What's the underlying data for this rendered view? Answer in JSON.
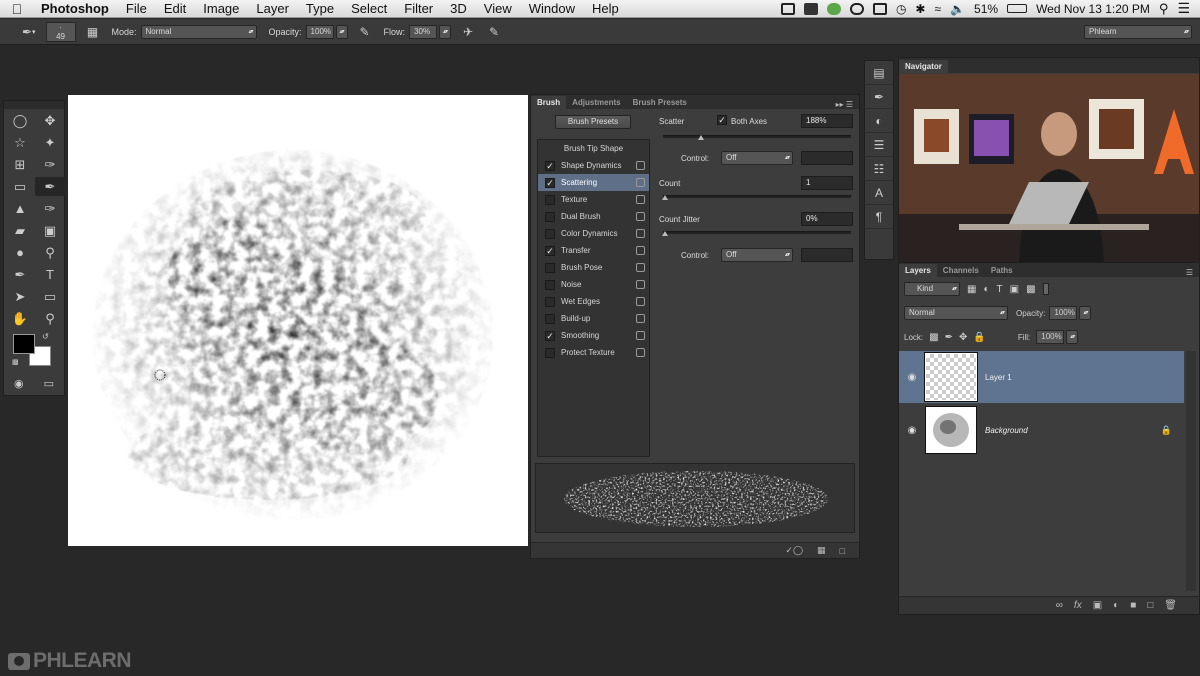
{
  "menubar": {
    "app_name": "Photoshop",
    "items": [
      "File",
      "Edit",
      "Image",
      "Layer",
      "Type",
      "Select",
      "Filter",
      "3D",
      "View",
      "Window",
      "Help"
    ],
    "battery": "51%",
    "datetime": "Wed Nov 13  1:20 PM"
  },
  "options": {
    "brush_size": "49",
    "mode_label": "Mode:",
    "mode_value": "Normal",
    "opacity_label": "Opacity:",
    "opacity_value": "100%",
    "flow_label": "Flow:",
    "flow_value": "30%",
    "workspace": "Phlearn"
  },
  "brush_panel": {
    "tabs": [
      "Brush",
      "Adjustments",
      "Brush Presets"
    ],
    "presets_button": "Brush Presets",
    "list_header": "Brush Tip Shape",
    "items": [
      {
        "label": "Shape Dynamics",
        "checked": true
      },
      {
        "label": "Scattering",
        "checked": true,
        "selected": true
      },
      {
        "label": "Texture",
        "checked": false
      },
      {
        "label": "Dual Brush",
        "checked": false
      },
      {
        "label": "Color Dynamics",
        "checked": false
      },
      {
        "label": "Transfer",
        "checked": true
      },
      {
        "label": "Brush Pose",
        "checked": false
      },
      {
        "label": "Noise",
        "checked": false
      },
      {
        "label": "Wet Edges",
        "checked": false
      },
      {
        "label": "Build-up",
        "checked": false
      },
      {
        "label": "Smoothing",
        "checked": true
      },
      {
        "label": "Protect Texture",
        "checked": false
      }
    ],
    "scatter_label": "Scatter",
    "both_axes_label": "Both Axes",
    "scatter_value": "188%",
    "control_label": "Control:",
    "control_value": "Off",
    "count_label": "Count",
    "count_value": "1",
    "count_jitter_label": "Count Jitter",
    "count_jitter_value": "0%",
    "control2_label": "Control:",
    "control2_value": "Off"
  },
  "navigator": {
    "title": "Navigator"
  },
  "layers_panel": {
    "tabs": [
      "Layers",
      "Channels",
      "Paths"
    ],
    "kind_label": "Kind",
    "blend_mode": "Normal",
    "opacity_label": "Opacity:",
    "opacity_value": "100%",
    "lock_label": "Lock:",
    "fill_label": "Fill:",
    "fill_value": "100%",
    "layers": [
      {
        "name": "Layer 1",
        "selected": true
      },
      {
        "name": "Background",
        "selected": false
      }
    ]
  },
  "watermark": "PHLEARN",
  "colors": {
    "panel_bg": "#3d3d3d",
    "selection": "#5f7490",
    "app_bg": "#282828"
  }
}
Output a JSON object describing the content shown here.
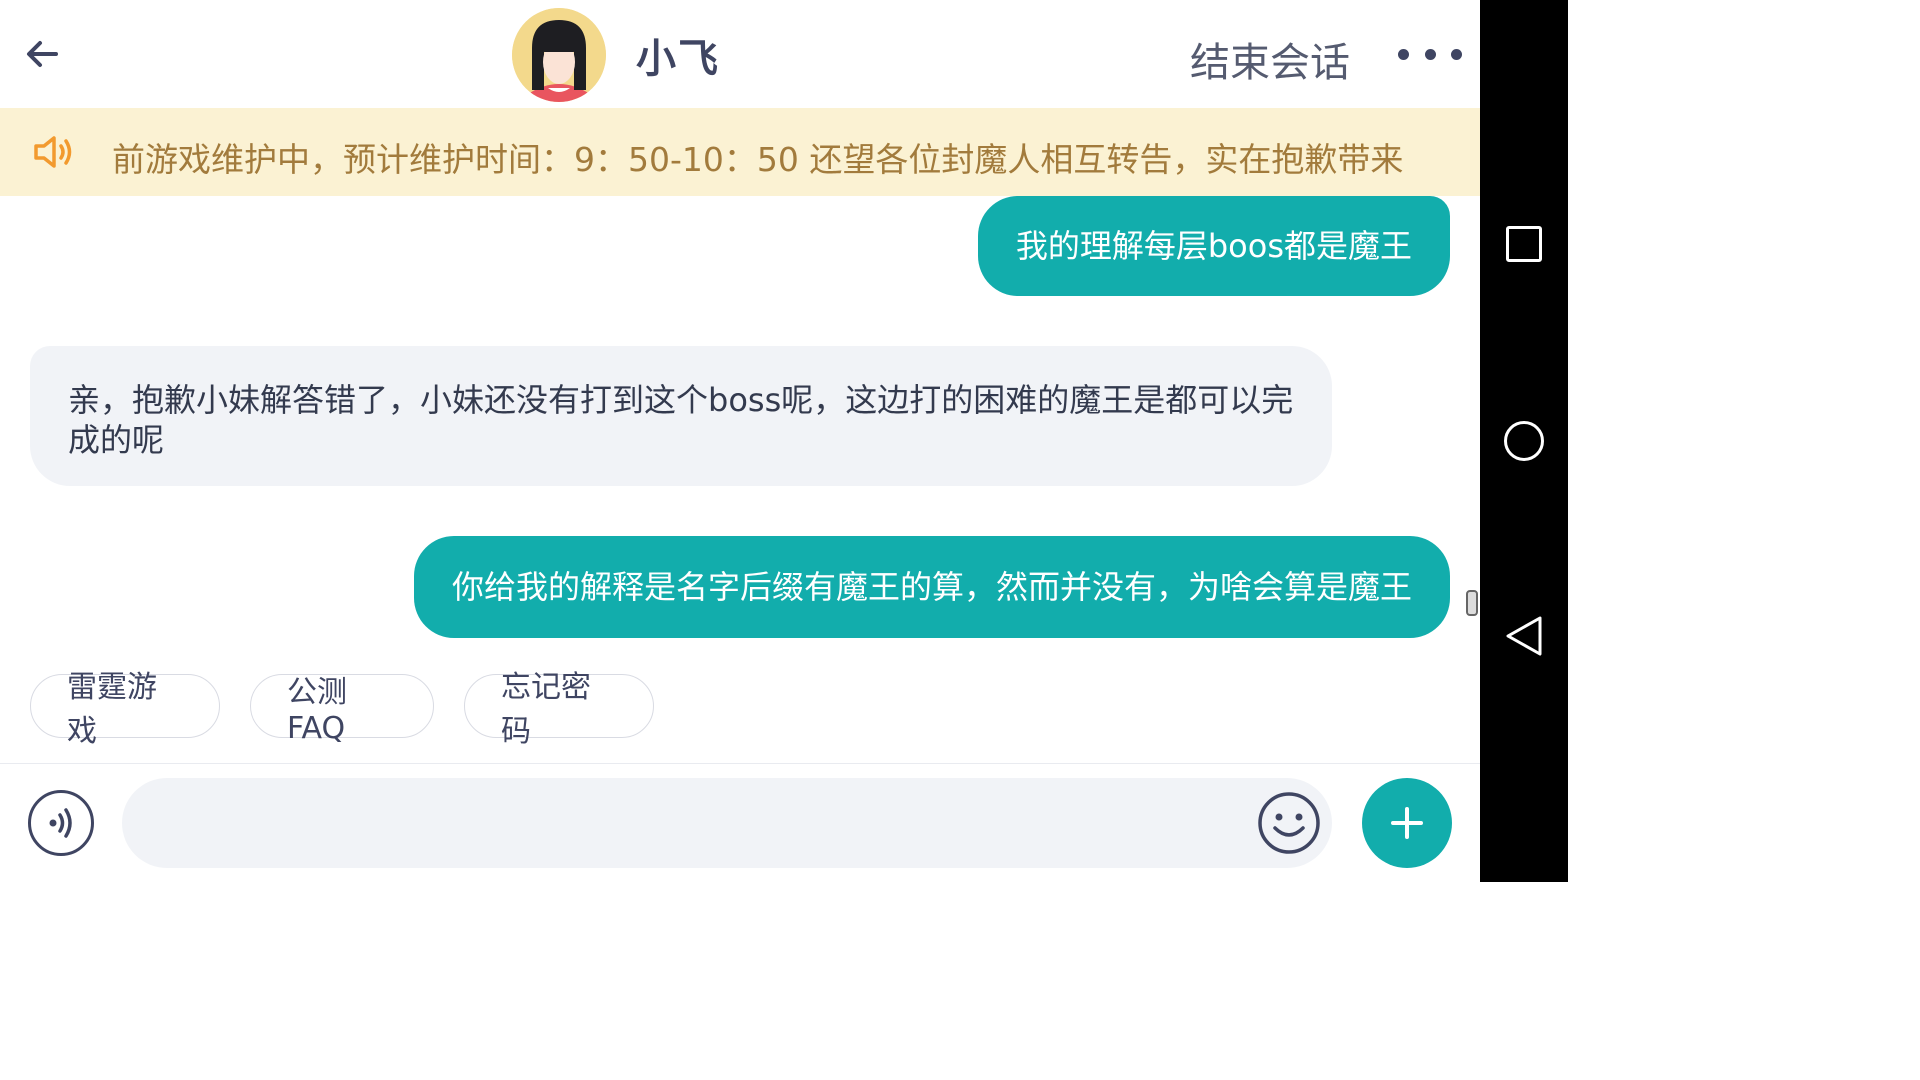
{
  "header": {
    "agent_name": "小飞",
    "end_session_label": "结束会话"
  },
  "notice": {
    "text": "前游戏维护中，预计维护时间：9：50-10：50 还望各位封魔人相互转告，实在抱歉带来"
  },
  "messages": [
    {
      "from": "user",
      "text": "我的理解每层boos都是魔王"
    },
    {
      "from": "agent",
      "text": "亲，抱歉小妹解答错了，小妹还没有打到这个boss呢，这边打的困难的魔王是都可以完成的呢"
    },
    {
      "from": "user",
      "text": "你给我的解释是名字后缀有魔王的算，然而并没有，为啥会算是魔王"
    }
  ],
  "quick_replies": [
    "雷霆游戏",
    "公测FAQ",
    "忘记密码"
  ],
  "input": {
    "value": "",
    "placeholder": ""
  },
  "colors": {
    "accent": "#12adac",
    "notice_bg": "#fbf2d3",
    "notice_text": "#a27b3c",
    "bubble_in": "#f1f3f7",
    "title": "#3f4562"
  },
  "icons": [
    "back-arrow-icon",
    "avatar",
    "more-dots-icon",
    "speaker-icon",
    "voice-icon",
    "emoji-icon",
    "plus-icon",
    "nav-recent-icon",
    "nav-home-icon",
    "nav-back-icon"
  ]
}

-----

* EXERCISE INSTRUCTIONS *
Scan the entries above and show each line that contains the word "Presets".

* TASK RESULT *
      "Brush Presets"
    "presets_button": "Brush Presets",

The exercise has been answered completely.